* Work task: Copy all lines in the data that contain the string "JSON".

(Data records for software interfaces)
● ● ● ● ● ● ●

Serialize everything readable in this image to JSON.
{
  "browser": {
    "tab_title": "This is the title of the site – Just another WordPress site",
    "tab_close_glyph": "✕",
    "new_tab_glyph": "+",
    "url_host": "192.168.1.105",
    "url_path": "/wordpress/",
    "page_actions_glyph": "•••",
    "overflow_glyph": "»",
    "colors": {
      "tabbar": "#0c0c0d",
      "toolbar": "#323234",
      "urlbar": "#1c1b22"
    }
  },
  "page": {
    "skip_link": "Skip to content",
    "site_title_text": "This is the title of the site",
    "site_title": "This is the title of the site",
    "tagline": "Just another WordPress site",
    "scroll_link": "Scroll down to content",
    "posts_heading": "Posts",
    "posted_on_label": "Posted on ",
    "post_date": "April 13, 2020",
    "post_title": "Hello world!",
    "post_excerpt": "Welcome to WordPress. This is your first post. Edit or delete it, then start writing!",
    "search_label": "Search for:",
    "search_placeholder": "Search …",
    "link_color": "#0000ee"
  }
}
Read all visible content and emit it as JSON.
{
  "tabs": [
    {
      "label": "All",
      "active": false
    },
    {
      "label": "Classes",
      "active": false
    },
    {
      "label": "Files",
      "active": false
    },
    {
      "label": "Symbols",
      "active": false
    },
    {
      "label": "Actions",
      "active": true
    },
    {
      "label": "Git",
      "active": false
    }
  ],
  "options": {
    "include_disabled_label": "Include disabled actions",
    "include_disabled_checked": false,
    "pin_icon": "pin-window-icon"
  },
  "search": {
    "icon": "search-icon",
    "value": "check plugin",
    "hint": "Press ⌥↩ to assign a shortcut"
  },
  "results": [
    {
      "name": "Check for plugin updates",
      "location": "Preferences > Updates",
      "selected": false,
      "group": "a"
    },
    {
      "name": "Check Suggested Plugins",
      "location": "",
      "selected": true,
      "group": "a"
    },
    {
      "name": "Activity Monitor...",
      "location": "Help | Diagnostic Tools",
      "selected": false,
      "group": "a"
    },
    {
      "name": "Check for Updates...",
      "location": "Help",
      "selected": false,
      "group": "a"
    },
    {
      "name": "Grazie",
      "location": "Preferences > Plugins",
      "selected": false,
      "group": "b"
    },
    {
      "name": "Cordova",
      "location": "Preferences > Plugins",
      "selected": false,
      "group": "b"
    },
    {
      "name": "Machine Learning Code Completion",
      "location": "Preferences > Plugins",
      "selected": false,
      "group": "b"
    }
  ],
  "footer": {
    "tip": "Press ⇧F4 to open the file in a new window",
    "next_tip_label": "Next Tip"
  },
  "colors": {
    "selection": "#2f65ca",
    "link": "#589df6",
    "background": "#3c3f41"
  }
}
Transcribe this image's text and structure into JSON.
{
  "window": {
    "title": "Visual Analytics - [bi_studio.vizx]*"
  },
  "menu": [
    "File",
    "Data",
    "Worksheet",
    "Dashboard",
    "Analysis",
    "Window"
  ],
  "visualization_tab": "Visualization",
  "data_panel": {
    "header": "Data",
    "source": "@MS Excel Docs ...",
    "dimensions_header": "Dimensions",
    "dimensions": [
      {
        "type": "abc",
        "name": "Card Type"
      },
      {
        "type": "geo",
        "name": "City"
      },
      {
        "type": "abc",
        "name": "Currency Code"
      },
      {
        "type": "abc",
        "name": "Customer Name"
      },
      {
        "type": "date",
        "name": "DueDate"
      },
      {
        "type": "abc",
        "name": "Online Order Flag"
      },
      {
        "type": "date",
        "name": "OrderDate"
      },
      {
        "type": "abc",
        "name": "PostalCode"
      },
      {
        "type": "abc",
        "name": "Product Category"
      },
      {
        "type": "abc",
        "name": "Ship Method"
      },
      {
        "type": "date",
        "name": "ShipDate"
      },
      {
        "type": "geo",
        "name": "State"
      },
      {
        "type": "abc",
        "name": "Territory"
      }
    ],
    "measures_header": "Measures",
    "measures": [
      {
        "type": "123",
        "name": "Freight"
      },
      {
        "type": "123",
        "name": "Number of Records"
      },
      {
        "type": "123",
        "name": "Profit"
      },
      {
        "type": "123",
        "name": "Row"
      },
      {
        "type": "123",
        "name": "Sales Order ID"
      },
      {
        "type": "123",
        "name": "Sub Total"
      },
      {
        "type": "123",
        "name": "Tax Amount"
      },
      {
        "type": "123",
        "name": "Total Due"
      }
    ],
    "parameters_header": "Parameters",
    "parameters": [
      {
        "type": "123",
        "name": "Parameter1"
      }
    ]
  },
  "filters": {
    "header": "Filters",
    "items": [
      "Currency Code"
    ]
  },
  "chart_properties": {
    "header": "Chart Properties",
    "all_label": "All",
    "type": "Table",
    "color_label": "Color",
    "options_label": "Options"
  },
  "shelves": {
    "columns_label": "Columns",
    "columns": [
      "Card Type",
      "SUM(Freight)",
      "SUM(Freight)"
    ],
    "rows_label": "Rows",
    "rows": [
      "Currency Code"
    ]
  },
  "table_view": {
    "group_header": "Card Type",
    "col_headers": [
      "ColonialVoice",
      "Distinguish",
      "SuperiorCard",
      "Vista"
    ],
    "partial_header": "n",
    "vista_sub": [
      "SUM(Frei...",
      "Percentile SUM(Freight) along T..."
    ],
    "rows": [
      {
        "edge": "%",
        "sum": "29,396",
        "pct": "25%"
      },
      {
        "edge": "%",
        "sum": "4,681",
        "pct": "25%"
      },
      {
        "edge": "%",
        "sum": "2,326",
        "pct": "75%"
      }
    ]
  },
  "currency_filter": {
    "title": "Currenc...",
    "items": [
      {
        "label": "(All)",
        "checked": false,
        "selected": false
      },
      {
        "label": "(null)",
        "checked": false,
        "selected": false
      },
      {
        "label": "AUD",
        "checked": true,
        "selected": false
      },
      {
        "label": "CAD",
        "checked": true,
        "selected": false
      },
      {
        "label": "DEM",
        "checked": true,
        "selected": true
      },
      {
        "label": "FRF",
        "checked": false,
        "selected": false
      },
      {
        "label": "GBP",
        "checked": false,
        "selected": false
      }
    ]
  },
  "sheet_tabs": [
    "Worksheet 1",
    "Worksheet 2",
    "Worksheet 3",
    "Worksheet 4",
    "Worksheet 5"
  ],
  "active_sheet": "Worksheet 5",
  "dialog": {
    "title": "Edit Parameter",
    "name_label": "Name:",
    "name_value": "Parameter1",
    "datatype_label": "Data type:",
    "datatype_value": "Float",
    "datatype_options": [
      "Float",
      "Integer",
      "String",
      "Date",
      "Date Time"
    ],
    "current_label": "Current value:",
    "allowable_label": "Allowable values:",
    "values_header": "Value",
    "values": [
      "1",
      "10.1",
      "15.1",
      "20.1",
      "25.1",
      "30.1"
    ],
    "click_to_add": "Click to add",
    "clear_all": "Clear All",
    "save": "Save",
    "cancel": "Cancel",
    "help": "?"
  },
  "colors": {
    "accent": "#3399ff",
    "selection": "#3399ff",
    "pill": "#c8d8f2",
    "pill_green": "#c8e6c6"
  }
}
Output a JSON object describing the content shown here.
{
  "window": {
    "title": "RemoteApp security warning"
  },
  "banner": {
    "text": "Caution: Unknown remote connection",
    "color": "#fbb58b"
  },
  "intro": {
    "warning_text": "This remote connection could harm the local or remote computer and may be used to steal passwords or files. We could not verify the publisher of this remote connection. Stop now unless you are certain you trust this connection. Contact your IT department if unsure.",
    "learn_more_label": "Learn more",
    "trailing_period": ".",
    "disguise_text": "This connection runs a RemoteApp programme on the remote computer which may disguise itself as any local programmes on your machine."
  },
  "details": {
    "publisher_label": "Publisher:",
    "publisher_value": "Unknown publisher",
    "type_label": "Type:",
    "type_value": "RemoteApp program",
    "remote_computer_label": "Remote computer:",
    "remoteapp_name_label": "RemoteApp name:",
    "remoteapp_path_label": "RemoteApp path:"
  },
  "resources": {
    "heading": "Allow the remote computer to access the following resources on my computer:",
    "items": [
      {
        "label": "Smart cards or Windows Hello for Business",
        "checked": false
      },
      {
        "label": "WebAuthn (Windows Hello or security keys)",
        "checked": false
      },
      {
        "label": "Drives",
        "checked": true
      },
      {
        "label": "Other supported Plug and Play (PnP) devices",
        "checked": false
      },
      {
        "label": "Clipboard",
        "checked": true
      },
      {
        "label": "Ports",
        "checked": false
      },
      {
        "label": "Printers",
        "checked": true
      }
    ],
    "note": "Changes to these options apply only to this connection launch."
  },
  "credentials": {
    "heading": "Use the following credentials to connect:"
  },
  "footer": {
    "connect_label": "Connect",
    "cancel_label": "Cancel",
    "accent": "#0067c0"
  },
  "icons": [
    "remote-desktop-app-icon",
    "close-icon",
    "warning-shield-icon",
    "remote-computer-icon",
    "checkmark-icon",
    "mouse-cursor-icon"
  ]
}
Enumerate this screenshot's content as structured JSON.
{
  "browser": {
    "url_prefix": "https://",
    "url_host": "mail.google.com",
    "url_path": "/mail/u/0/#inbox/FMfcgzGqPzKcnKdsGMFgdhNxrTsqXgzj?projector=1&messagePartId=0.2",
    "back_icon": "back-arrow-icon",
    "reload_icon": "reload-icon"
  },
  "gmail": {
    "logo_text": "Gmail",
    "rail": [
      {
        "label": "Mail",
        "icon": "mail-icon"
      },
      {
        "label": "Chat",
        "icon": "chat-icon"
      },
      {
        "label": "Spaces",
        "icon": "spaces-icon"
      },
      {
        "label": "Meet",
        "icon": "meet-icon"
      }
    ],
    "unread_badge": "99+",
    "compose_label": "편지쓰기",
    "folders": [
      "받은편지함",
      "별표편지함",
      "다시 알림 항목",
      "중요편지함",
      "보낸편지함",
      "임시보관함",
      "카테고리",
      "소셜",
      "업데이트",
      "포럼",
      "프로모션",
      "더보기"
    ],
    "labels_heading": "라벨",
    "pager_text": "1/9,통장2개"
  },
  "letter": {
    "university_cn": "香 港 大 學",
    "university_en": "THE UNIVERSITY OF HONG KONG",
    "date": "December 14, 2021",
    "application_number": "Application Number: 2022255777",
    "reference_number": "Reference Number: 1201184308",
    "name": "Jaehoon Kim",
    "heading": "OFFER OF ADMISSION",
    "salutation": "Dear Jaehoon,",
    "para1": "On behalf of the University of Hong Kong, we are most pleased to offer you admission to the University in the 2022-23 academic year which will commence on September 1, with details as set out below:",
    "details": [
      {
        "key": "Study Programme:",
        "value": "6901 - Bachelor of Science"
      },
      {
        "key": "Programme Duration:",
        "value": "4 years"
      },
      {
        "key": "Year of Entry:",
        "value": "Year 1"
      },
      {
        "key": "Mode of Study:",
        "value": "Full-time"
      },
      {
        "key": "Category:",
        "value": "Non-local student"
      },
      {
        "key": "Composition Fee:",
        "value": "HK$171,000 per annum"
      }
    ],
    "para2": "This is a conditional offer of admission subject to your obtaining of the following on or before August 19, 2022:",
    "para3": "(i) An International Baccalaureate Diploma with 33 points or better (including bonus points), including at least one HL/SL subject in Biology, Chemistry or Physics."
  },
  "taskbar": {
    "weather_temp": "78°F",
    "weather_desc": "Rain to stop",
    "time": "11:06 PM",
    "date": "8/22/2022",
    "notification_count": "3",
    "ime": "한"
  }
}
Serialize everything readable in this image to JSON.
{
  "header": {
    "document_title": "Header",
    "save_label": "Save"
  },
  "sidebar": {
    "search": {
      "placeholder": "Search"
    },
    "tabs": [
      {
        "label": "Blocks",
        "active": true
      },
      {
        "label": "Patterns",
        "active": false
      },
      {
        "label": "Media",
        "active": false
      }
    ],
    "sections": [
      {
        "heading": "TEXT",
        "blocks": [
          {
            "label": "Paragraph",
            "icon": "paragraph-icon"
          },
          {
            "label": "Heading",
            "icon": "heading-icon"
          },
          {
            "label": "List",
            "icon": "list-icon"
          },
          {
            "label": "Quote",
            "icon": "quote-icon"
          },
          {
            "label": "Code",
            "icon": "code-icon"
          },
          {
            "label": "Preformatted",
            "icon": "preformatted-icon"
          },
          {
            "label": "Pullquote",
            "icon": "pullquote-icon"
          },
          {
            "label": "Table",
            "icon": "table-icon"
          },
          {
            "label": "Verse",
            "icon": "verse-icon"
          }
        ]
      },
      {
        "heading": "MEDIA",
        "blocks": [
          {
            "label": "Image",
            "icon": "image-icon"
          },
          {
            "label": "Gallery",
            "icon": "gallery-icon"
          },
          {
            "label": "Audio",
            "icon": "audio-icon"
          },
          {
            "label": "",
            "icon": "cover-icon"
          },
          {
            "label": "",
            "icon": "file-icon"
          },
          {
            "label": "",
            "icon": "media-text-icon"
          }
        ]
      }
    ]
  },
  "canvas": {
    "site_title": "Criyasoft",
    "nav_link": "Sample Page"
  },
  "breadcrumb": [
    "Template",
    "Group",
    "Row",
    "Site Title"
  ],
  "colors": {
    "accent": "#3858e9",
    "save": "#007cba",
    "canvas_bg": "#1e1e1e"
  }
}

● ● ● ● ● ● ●

* Exercise output:
Serialize everything readable in this image to JSON.
Read all visible content and emit it as JSON.
Transcribe this image's text and structure into JSON.
Output a JSON object describing the content shown here.
Enumerate this screenshot's content as structured JSON.
Serialize everything readable in this image to JSON.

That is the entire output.